MARTIN — In some places in Eastern Kentucky, fresh stains on buildings and mud-encased ball fields have created historic high-water marks in places that hadn't been flooded before.
"What everyone in Eastern Kentucky keeps telling us is that it's worse than the 1977 flood," Gov. Steve Beshear said Tuesday while touring some of the hardest-hit communities.
A long-term effect will be the rewriting of the 100-year flood plan, which governs which structures must have flood insurance and how close to certain waterways buildings may be built.
The most pressing short-term goal, however, remains the cleanup effort.
Local officials, neighbors, volunteers and even a few Pike County jail inmates are digging communities out of mountains of mud.
"People of Eastern Kentucky are tough," Floyd County Magistrate Jackie Edford Owens said. "This is one time we have to be."
Officials are still calculating the total damage from the floods that swallowed entire homes in some places early Saturday, and a tornado that ripped across southern Madison County on Friday night.
Once the total bill surpasses $5.2 million, federal assistance can kick in. Beshear said he expects to be able to formally ask for that federal declaration within the next "couple days." That will allow the Federal Emergency Management Agency to begin reimbursing the state and counties for as much as 75 percent of cleanup and rebuilding costs.
U.S. Rep. Hal Rogers, R-Somerset, said he plans to lay the groundwork for such a disaster declaration during a breakfast meeting Wednesday with U.S. Homeland Security Secretary Janet Napolitano.
Rogers traveled with Beshear for much of the day Tuesday. He said he has been surprised by the destruction, even for a region that has seen its share of nasty floods.
"It's poetic injustice for this type of disaster to strike the poorest county in America," Rogers said while flying by Blackhawk helicopter over Owsley County.
Rebuilding roads will be a big part of the state's costs, said Brig. Gen. John W. Heltzel, director of Kentucky's Department of Emergency Management.
Some secondary roads remained impassible, stranding residents.
"The only way you can really get to them is on foot or by ATV," said Belfry Fire Chief Nee Jackson, who has spent the last two nights delivering food on all-terrain vehicles to residents in Mud Lick hollow. In nearby Toler, crews had to scrape mud into 4-foot-high piles along a road next to Pond Creek.
Near Belfry High School, that same creek ruined a new Little League and recreation park finished last year with $100,000 in coal severance-tax money and $50,000 from Massey Coal. The area where the park was, as well as a stretch of buildings across Ky. 119 from the creek, were flooded for the first time.
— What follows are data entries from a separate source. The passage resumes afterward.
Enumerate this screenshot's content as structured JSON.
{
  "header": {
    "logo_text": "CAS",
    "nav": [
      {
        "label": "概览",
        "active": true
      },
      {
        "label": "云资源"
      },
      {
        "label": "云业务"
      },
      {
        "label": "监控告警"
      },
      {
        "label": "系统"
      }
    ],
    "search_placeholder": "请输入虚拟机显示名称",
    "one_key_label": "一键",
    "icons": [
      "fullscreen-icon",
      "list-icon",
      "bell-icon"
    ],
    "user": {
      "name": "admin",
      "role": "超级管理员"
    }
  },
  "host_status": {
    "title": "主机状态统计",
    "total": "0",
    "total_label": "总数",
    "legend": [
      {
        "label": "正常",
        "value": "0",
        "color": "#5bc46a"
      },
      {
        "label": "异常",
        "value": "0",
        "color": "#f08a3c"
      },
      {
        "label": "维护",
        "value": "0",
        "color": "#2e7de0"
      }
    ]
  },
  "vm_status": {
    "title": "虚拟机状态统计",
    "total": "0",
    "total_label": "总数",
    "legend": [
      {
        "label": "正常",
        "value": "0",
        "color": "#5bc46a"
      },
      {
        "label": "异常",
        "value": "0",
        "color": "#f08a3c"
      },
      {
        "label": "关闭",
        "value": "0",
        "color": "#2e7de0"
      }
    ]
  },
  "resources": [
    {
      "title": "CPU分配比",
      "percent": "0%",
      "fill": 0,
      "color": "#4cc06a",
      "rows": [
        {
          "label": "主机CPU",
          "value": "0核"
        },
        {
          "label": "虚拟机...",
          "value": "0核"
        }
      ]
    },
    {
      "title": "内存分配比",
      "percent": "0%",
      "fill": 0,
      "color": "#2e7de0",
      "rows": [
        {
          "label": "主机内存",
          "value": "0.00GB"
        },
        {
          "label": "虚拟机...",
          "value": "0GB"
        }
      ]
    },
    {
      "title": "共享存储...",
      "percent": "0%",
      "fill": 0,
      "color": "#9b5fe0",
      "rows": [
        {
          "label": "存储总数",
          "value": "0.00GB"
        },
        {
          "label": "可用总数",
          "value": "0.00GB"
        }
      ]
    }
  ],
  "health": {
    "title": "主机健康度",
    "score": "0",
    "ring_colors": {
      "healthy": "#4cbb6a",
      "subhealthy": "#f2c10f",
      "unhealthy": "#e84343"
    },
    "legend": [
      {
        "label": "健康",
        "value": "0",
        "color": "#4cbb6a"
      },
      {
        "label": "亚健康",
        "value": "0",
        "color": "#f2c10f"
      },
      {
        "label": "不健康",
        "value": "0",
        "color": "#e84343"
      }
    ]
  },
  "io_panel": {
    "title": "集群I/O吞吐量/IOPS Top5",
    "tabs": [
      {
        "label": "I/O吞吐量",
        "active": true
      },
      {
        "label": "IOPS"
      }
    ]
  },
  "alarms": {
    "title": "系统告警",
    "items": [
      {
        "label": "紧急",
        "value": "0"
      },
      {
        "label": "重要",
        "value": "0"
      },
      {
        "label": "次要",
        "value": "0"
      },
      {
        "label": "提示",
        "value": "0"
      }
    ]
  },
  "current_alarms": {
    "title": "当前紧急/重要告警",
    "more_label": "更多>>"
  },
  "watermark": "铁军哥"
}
Until the state is reimbursed, FEMA won't be able to help pay back homeowners affected by the floods.
One of those homeowners, Ernestine McKinney of McDowell, made her way Tuesday to a makeshift shelter at Graceway Methodist Church outside of Martin in search of clean clothes.
McKinney said she plans to ask FEMA to help cover repairs to her home. It had never flooded before, but this time more than 6 inches of water from Left Beaver Creek ruined floors in three rooms.
Earlier in the day, Beshear traveled through tornado-ravaged southern Madison County, where an F-3 tornado killed two people and seriously injured at least one person in the same storm system Friday night. The tornado damaged 133 homes; as many as 25 will have to be completely rebuilt, Madison County Judge-Executive Kent Clark said.
Ronnie Tussey, standing in what was left of the farmhouse he built in 1978 on his family's farm in Kirksville, told how he and his wife, Margie, barely survived. The tornado ripped apart their home, tossed their cars out of the garage and leveled their three barns and a shed.
They got a one-minute heads-up from the siren on the other side of the hill, which allowed Margie Tussey to retreat to the basement with one of their cats, Charlie. Ronnie Tussey, however, didn't quite make it there before the tornado struck. He hit the deck in the hallway and was protected by a door the tornado had unhinged.
On Tuesday, Beshear pledged the full help of the state to assist those like the Tusseys who are trying to clean up and rebuild.
"Nothing is going to stand in the way of the state stepping up to do everything it can to help our people out," Beshear said. "I've never been so impressed in my life than during my 17 months as governor with the resilience and the strength of Kentuckians."